But what do we get from the logical fact of universal causal inevitability? Nothing useful.
For example, if I have a decision to make, then knowing the specific results of choosing each option could helpfully inform my choice. But the only thing that causal necessity can tell me is that, whatever I decide, it will have been inevitable. And since that is always the case, it tells me nothing new, and nothing that can help me to decide any practical issue.
Therefore, the rational mind never gives it a thought, because there are no practical matters where causal inevitability itself can make any difference. It is like a constant, that always appears on both sides of every equation, and can be subtracted from both sides without affecting the result.
A Series of Irrational Implications
Unfortunately, the irrational mind can take a useless triviality and draw all kinds of false and mischievous implications.
Here are some examples: “If everything that happens is causally inevitable, then:”
(a) “The future is already written and there is nothing I can do about it.”
(b) “I have no real choices.”
(c) “I have no free will.”
(d) “The Big Bang is responsible for everything, so I am responsible for nothing.”
(e) “Everything I do is the result of prior causes external to me, so free will must be an illusion.”
(f) “Since I don’t really do anything myself, my self must also be an an illusion.”
So, let’s blow this dust away.
It should not surprise anyone that there will be one, and only one future. After all, we have one, and only one past, to put it in. The meaningful and relevant question then is this: How will this single, inevitable future be causally determined?
Well, what do we have to work with? We observe that the real world consists of physical objects, from the very small, like photons and electrons, to the very large, like stars and galaxies. These objects fall into three major classes: (1) inanimate objects, that passively obey the laws of physics, (2) living organisms, that are animated by biological drives to survive, thrive, and reproduce, and (3) intelligent species, that are able to imagine possibilities, estimate how different options might play out, and, based upon these calculations, choose what they will do.
Determinism asserts that every event is the reliable result of some specific combination of physical, biological, or rational causes.

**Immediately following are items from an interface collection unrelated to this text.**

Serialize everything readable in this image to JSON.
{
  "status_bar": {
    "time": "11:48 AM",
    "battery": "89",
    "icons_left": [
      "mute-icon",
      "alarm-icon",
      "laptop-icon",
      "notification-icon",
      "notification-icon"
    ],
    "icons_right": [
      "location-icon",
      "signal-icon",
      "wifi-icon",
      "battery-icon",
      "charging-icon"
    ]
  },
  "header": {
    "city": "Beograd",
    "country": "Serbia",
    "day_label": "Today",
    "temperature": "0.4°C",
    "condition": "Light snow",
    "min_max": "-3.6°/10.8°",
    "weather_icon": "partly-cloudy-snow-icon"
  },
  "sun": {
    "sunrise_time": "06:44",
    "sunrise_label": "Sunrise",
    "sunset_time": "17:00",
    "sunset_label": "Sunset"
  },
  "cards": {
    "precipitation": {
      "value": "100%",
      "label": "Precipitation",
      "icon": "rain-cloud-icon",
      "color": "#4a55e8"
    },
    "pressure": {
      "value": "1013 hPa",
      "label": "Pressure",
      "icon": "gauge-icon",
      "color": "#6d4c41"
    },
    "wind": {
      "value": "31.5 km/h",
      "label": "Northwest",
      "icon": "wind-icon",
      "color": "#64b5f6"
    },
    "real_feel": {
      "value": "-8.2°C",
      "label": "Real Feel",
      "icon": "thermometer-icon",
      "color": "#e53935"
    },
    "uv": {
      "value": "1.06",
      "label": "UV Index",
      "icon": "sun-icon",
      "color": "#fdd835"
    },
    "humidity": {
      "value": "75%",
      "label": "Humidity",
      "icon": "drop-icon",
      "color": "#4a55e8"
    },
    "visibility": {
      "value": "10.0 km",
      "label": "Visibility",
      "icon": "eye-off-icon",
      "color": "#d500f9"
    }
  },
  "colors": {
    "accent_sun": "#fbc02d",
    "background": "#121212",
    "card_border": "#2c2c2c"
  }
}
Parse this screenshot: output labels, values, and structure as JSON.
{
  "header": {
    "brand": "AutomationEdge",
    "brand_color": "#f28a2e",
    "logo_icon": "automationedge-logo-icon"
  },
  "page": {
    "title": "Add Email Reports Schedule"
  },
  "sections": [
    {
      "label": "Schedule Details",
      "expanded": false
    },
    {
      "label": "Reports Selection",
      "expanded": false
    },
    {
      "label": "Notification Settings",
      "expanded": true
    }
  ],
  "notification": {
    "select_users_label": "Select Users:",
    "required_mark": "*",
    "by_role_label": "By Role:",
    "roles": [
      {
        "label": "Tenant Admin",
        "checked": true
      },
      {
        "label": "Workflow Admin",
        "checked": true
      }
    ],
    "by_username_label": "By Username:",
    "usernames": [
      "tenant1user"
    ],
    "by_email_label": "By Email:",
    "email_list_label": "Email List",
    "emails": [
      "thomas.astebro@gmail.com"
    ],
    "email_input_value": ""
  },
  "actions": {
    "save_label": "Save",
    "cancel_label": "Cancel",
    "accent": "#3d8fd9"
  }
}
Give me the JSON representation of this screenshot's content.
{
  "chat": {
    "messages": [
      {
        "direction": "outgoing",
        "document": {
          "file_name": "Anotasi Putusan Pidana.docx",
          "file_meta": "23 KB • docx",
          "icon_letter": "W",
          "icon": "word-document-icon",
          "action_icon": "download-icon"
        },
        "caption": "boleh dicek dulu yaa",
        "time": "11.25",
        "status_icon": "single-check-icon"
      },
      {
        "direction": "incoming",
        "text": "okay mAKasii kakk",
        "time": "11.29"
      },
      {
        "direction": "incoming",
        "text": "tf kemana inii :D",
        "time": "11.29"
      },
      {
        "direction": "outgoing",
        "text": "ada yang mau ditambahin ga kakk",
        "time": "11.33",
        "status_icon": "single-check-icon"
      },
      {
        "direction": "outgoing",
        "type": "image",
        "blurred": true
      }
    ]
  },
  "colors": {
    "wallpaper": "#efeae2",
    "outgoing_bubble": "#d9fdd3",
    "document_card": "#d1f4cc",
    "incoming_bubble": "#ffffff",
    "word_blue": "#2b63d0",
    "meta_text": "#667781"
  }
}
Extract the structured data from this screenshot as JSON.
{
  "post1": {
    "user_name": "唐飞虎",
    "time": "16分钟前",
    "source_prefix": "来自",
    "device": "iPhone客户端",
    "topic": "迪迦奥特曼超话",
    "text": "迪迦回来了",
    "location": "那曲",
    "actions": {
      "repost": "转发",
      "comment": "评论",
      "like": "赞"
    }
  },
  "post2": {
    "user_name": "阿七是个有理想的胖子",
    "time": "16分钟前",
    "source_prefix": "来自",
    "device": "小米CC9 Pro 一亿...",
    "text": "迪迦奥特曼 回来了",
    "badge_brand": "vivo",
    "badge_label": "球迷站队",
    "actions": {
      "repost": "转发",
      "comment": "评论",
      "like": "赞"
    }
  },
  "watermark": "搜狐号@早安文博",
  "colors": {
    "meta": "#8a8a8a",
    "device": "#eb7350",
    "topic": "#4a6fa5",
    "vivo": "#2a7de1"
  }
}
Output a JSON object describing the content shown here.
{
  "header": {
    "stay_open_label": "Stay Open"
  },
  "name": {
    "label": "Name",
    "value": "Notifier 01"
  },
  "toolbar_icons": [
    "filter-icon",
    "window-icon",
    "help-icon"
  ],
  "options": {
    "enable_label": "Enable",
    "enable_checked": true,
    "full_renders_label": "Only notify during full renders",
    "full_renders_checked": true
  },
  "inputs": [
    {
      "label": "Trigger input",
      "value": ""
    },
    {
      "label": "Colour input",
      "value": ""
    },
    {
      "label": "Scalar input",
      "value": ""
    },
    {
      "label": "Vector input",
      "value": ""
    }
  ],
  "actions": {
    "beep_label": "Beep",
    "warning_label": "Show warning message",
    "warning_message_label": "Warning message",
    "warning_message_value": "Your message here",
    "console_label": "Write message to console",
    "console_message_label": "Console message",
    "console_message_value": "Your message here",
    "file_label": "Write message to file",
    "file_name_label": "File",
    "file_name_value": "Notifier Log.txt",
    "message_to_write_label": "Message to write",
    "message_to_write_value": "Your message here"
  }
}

Our woman in the restaurant, being a physical object, a living organism, and an intelligent species, is a source of all three types of causation.
Her biological hunger tells her it is time for lunch. Her rational mind chooses the meal that will best satisfy her hunger and her dietary goals.
Determinism cannot assert that something other than the woman herself is doing the choosing, because she is the only object at the table which is capable of performing these operations.
Unicorns and Other Magical Beasts
And this is the riddle that Einstein was struggling with: If everything she does is causally inevitable, then isn’t causal inevitability the cause, and not the woman?
The free will skeptic imagines that determinism is some thing that controls what we do, leaving us without any control of our own thoughts or our own actions. The free will skeptic insists that her decision was not her own, but the result of external prior causes, which somehow magically bypass the woman herself, bringing about the event without her knowledge or consent.
But that is empirically false. There is the woman, sitting at the table, considering the menu, deciding for herself what she will order. But where is causal necessity?
The only place it can be found is within the woman herself. What she ordered for lunch was a product of who and what she was at that moment. No prior cause, which had not first become an integral part of the woman herself, could play any effective role in bringing about this event.
The free will skeptic’s view treats causal necessity as an entity separate from the woman, some kind of magical creature controlling her against her will. It is superstitious nonsense.
So, we must conclude that free will skepticism is a false, incoherent belief, even though it was held by someone as intelligent as Albert Einstein.
 “The Saturday Evening Post”, Oct 26, 1929, “What Life Means to Einstein”, An Interview By George Sylvester Viereck. Link: